Qualcomm has said in New York that its new Snapdragon 820 processor will deliver better battery life, more efficiency, faster performance, and more.

But what innovations is the company promising with the new processor, and how will it affect the way you use your phone when you upgrade in 2016?

Pocket-lint was at the US launch of the new processor to find out more.


The new processor is promising much better Wi-Fi for users, thanks to the inclusion of the new wireless protocol: 802.11ad.

The wireless speed is expected to be rolled out over the next couple of months and follows on from 802.11ac that started rolling out in phones and routers over the last year.

If you have a supporting router, you'll be able to transfer data to your device around 20x faster than you were previously able to do.

In real terms, that means a full-length feature movie will take about 30 seconds to transfer. It also means you'll be able to create devices like a wireless docking station that ditches wires but still allows you to connect a series of devices (like a keyboard and TV screen) without wires.

Qualcomm told Pocket-lint that manufacturers are already keen to jump on board and we could expect new wireless docking stations by early next year.


Qualcomm has enhanced the graphics capabilities of the 820 processor, adding support for the new Unreal Engine 4 from Epic as well as tweaking some technologies themselves. New buzzwords include Qualcomm Trupallette and Qualcomm Ecopix. Both work to improve the quality of the graphics on screen, but Ecopix will adjust light by changing the gamut levels of the images rather than boosting the brightness of the screen.

Qualcomm is introducing two new technologies on the audio front. The company dubs its advancements in audio as immersive audio, promising a superior audio playback experience, which will give you a greater sense that things are happening around you. That could be a bee buzzing around a room or an explosion happening behind you.

While 5.1 surround sound is already possible on phones, this seemingly takes it one step further by ensuring you are in the middle of the action with a greater potency to the experience.

The second is aimed at speaker protection and ensures you still get a loud sound, but one that doesn't distort. Both in the flesh work really well.
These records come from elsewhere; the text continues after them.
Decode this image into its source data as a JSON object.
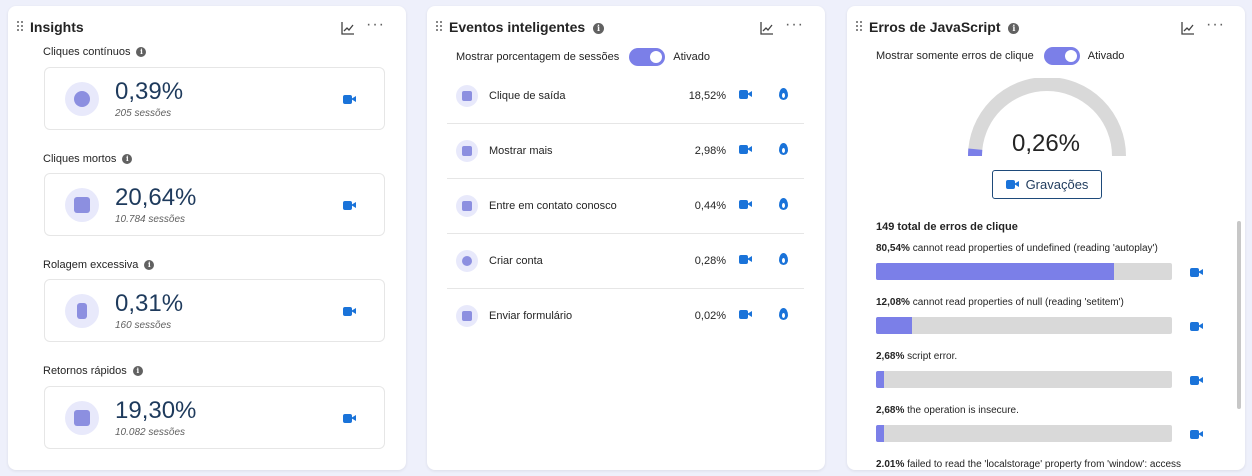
{
  "insights": {
    "title": "Insights",
    "items": [
      {
        "label": "Cliques contínuos",
        "value": "0,39%",
        "sessions": "205 sessões",
        "icon": "frustrated-face-icon"
      },
      {
        "label": "Cliques mortos",
        "value": "20,64%",
        "sessions": "10.784 sessões",
        "icon": "dead-click-cursor-icon"
      },
      {
        "label": "Rolagem excessiva",
        "value": "0,31%",
        "sessions": "160 sessões",
        "icon": "scroll-icon"
      },
      {
        "label": "Retornos rápidos",
        "value": "19,30%",
        "sessions": "10.082 sessões",
        "icon": "quick-back-icon"
      }
    ]
  },
  "events": {
    "title": "Eventos inteligentes",
    "toggle_label": "Mostrar porcentagem de sessões",
    "toggle_state": "Ativado",
    "rows": [
      {
        "label": "Clique de saída",
        "pct": "18,52%"
      },
      {
        "label": "Mostrar mais",
        "pct": "2,98%"
      },
      {
        "label": "Entre em contato conosco",
        "pct": "0,44%"
      },
      {
        "label": "Criar conta",
        "pct": "0,28%"
      },
      {
        "label": "Enviar formulário",
        "pct": "0,02%"
      }
    ]
  },
  "js_errors": {
    "title": "Erros de JavaScript",
    "toggle_label": "Mostrar somente erros de clique",
    "toggle_state": "Ativado",
    "gauge_value": "0,26%",
    "gauge_fraction": 0.0026,
    "recordings_button": "Gravações",
    "total_label": "149 total de erros de clique",
    "errors": [
      {
        "pct": "80,54%",
        "message": "cannot read properties of undefined (reading 'autoplay')",
        "fraction": 0.8054
      },
      {
        "pct": "12,08%",
        "message": "cannot read properties of null (reading 'setitem')",
        "fraction": 0.1208
      },
      {
        "pct": "2,68%",
        "message": "script error.",
        "fraction": 0.0268
      },
      {
        "pct": "2,68%",
        "message": "the operation is insecure.",
        "fraction": 0.0268
      },
      {
        "pct": "2.01%",
        "message": "failed to read the 'localstorage' property from 'window': access",
        "fraction": 0.0201
      }
    ]
  },
  "colors": {
    "accent": "#7b7fe8",
    "video": "#1a73d9",
    "value_text": "#1e3a5c",
    "bar_bg": "#d9d9d9"
  }
}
Battery life is always an issue, and Qualcomm says it is working hard to give you more time to use your phone or tablet before it runs out of power.

While efficiencies will get you so far (the Snapdragon 820 supposedly is 30 per cent more efficient), it is also making it easier to charge devices.

A new WiPower charging mat will work with 820 powered devices. The mat can be hidden under a desk out of sight, charge metal-cased devices (previously impossible), and even charge multiple devices with different needs at the same time without having to line up charging points.

Also, Qualcomm has introduced Quick Charge 3.0. It's a new version of the technology found in devices like the Moto X Pure and HTC One M9, and it promises to be able to charge your device to 80 per cent full in 35 minutes.

The Snapdragon 820 can deliver download speeds up to 600Mbps and upload speeds up to 150Mbps.

Carriers in the US, China, India, and South Korea will be able to instantly benefit from those transfer speeds when 820 devices launch in 2016, but for the UK, the only carrier that will be able to currently utilise those speeds will be EE. But not straight away.

The UK carrier offers 450Mbps in some parts of central London, and Qualcomm tells Pocket-lint this could easily be boosted to 600Mbps with a software update.

Elsewhere, the modem is able to now monitor the quality of the Wi-Fi signal to determine what's better: Wi-Fi or 4G. And then it automatically switches accordingly on the fly. Unlike current Wi-Fi-calling features in the UK, this would allow you to seamless handover between the two without you realising. The company is also improving how it handles and manages the antenna within the device to put an end to dropped calls.


Rather than rely on hardware improvements like better lenses or image sensors, the Snapdragon 820 tries deliver many of the imaging improvements through software algorithms.

One in particular is how it will be able to handle low-light photography and video. Rather than simply apply an HDR effect to images, the new processor works to "lighten" elements of the image that need "lightening" without overly affecting already light areas of the image (like a street light). What's impressive is that it is able to do this in real time and with zero latency, making it ideal for shooting videos or photographs in environments that are anything but ideal.

The company is also bringing its Zeroth picture management feature to Snapdragon 820. It will use machine-learning to allow you to manage your pictures - by scanning them to see what's in them. The system can already categorise over 60 different things, such as food, animals or kids, but it also has the ability to learn as it handles more data. The system is localised to the device, so you won't need to constantly upload images to a central service, and could mean you'll be able to quickly and easily find a photo in the future.

Two new technologies - that have been demoed before as prototypes - now make it into the final commercial 820 offering.

Sense ID is Qualcomm's version of Apple's TouchID and can cope with not only sweaty fingers but also work through cover glass, meaning phones won't need a dedicated button, as it can be hidden under the display.

Smart Protect will use machine-learning to scan for what it believes is viscious malware on the phone (even if the malware hasn't been reported previously). The processor will then be able to make an educated guess as to what threat levels the malware presents and act accordingly.